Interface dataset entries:
───

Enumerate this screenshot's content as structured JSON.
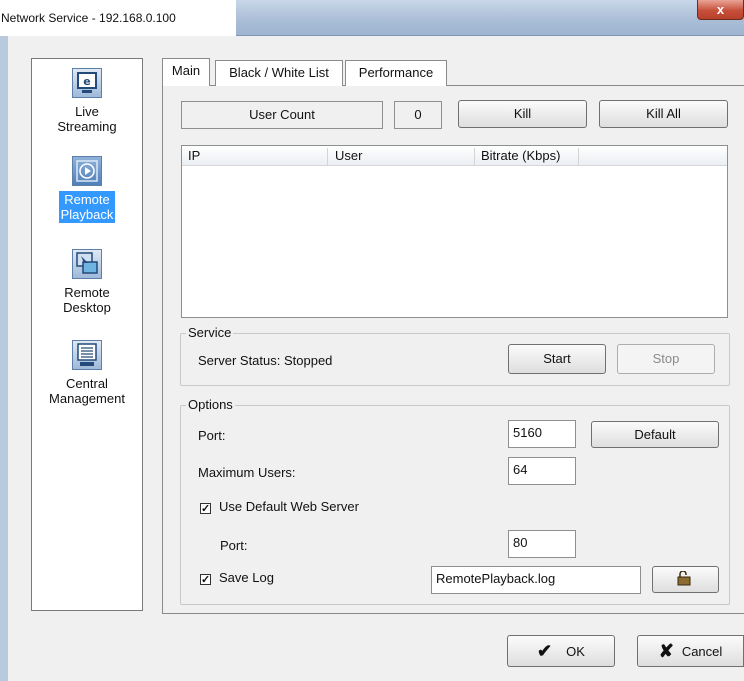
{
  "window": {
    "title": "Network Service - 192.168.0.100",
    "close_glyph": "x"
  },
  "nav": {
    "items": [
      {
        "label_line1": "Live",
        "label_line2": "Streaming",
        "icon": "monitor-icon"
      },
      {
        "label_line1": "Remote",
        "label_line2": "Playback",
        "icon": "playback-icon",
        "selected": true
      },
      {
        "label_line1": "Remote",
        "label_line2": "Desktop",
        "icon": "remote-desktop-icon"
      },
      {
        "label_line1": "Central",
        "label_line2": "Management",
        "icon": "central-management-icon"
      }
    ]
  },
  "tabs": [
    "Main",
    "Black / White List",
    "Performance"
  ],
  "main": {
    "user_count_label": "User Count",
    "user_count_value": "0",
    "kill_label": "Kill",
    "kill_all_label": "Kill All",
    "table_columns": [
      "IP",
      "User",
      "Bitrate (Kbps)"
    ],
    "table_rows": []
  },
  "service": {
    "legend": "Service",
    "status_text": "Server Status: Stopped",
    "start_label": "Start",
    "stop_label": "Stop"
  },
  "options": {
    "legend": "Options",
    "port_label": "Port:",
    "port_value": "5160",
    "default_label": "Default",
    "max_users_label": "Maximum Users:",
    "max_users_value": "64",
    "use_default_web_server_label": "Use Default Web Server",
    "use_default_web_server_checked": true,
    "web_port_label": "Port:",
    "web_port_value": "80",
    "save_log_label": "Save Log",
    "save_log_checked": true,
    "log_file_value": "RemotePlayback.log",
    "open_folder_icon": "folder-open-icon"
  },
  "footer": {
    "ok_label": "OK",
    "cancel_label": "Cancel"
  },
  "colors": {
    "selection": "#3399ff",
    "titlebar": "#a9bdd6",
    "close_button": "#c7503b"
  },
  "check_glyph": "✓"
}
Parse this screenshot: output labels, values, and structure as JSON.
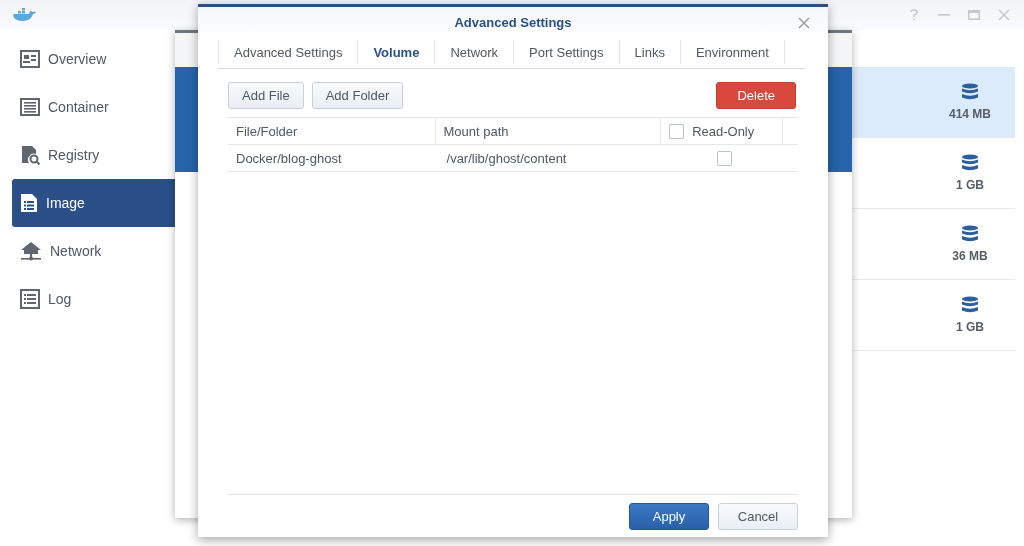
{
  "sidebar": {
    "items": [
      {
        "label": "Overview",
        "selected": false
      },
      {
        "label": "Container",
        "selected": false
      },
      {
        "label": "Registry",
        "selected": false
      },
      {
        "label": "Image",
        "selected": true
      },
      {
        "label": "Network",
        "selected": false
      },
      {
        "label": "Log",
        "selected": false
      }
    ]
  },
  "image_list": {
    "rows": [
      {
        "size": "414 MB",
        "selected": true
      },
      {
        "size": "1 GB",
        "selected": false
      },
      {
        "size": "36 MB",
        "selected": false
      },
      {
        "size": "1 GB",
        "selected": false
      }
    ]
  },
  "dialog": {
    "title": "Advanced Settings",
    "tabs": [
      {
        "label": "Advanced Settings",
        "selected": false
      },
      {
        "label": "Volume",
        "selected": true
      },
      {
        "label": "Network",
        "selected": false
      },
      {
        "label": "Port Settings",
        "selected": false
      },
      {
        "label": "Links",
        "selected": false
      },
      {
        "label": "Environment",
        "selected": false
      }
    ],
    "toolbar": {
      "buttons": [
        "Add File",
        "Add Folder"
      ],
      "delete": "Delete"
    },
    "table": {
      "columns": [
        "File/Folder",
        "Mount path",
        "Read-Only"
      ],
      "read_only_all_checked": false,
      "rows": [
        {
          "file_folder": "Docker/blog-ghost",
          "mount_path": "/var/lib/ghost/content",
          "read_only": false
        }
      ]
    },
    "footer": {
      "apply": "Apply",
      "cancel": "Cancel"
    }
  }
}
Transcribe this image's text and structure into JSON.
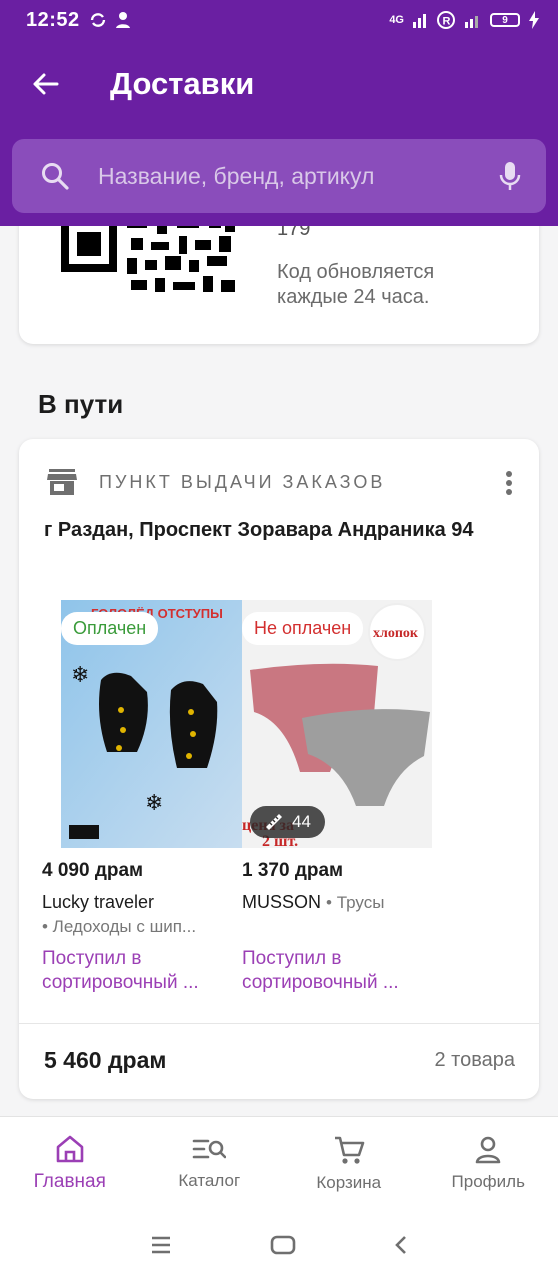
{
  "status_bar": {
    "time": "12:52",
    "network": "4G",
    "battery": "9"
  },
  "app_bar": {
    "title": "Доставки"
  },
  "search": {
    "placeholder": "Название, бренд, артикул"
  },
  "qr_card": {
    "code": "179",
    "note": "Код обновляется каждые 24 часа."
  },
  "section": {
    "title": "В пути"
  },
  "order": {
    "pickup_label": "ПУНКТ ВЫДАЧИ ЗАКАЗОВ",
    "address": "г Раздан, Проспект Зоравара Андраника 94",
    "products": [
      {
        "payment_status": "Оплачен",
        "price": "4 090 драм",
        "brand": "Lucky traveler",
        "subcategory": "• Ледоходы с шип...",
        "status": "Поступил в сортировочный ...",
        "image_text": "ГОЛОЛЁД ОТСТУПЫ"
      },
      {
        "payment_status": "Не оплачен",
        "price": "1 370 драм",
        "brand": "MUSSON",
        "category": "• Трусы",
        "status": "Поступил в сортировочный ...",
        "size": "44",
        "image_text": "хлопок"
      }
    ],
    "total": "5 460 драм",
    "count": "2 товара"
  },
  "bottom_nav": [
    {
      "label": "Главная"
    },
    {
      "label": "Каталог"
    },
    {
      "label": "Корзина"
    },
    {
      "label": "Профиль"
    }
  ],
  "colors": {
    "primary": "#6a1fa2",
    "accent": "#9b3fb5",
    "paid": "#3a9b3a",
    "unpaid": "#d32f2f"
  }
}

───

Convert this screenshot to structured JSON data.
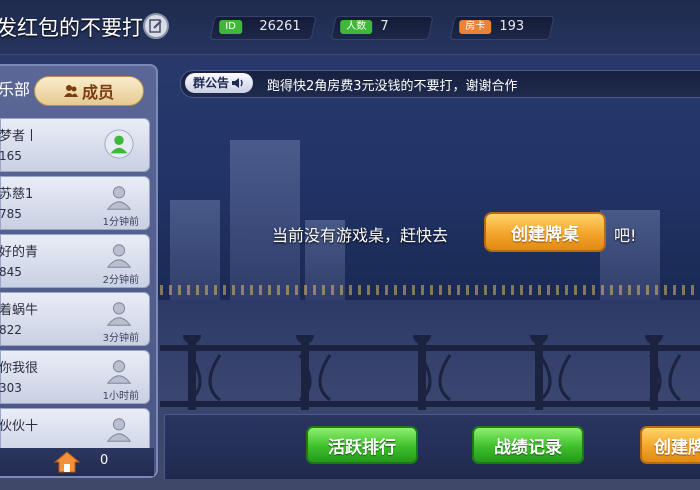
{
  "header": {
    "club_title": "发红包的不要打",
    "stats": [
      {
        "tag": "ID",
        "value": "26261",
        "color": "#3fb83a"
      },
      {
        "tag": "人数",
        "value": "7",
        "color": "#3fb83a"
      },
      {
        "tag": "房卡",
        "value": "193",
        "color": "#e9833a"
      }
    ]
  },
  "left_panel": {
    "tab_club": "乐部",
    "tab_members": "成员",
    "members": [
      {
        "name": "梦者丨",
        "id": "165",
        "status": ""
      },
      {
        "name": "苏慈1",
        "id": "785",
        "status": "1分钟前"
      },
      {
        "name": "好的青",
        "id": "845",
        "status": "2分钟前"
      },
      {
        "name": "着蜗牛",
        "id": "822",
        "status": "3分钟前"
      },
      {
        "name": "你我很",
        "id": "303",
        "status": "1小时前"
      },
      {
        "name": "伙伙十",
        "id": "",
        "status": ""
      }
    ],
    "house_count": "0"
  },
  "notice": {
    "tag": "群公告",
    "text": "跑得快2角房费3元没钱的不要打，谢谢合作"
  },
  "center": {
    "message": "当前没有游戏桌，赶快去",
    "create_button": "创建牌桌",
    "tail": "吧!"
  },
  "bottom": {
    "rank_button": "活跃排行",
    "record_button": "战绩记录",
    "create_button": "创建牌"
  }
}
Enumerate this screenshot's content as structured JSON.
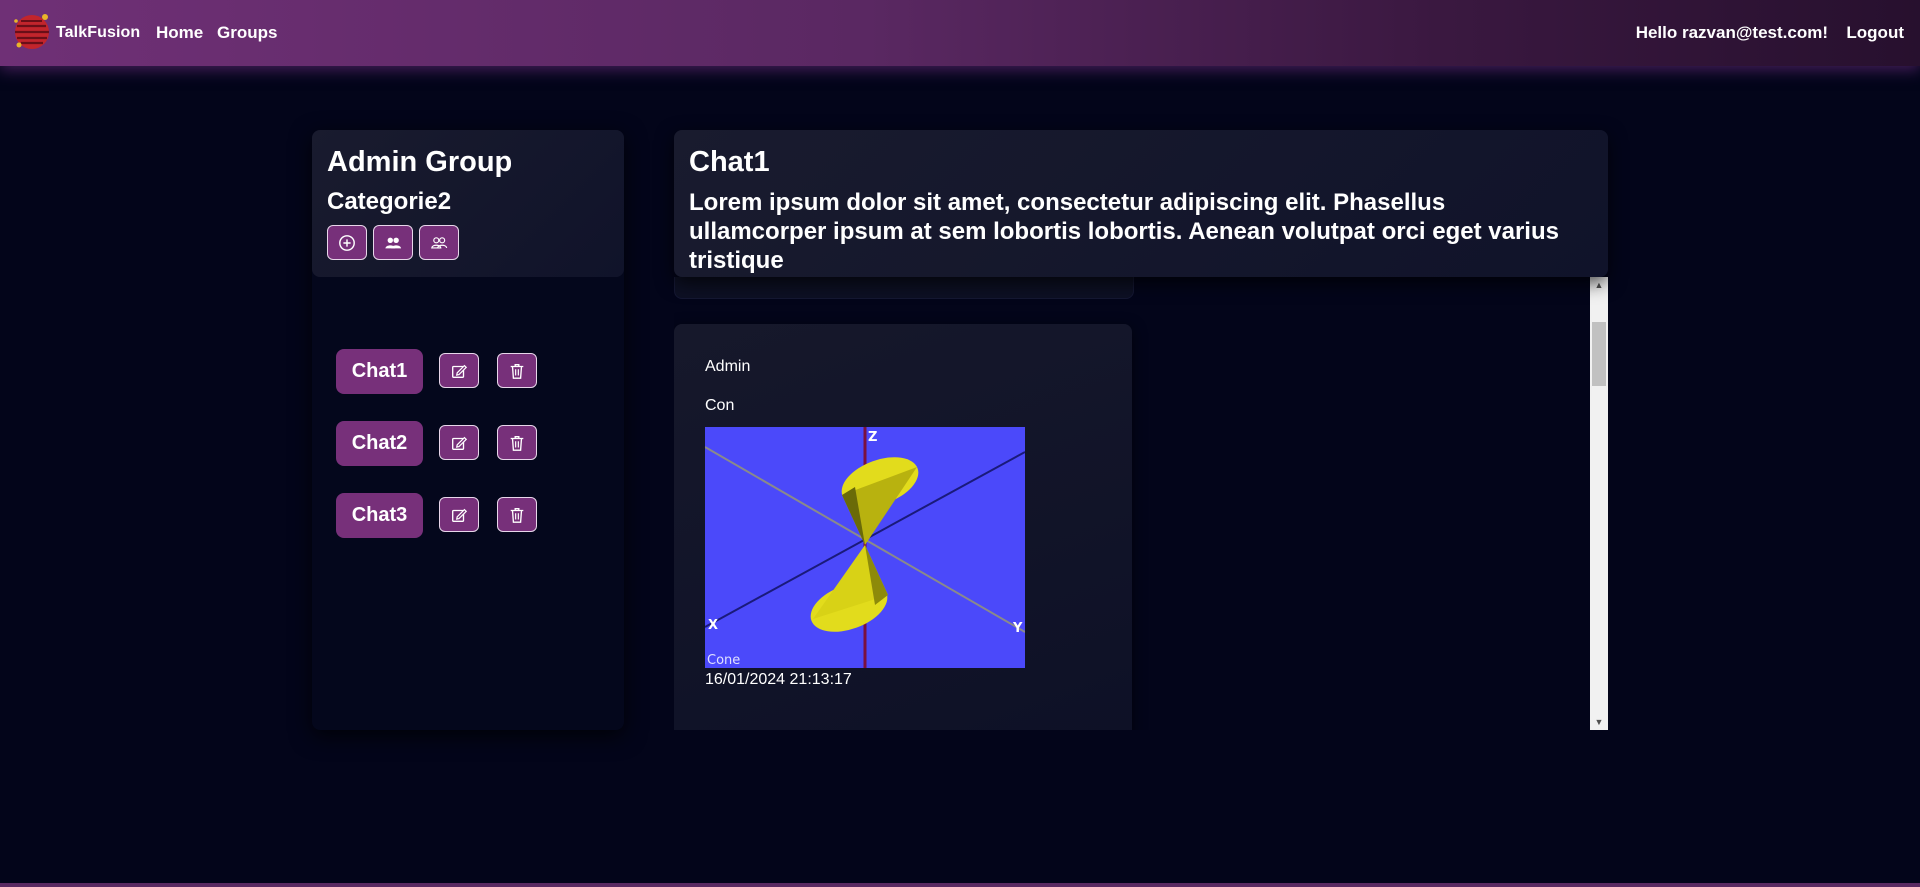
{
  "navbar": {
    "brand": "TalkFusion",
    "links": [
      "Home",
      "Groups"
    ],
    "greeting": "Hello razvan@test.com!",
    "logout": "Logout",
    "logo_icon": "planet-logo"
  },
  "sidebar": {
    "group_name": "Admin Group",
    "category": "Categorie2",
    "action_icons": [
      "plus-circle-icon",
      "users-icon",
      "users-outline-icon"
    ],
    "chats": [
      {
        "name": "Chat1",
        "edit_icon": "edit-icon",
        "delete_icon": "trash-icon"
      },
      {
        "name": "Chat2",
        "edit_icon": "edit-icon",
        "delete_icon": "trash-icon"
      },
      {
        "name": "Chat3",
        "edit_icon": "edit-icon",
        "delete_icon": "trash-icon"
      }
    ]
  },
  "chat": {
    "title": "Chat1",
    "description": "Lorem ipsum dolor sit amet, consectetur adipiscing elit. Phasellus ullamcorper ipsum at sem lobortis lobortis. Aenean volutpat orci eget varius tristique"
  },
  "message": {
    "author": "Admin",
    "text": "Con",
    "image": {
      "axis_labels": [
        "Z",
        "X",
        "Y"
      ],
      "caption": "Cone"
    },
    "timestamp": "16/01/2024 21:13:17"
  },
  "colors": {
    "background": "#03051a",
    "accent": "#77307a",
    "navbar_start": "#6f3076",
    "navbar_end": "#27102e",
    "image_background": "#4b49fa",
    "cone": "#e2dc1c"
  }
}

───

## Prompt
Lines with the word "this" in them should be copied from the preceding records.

## Task output
Enumerate this screenshot's content as structured JSON.
Parse this screenshot: output labels, values, and structure as JSON.
Transcribe this image's text and structure into JSON.
Convert this screenshot to structured JSON data.
Enumerate this screenshot's content as structured JSON.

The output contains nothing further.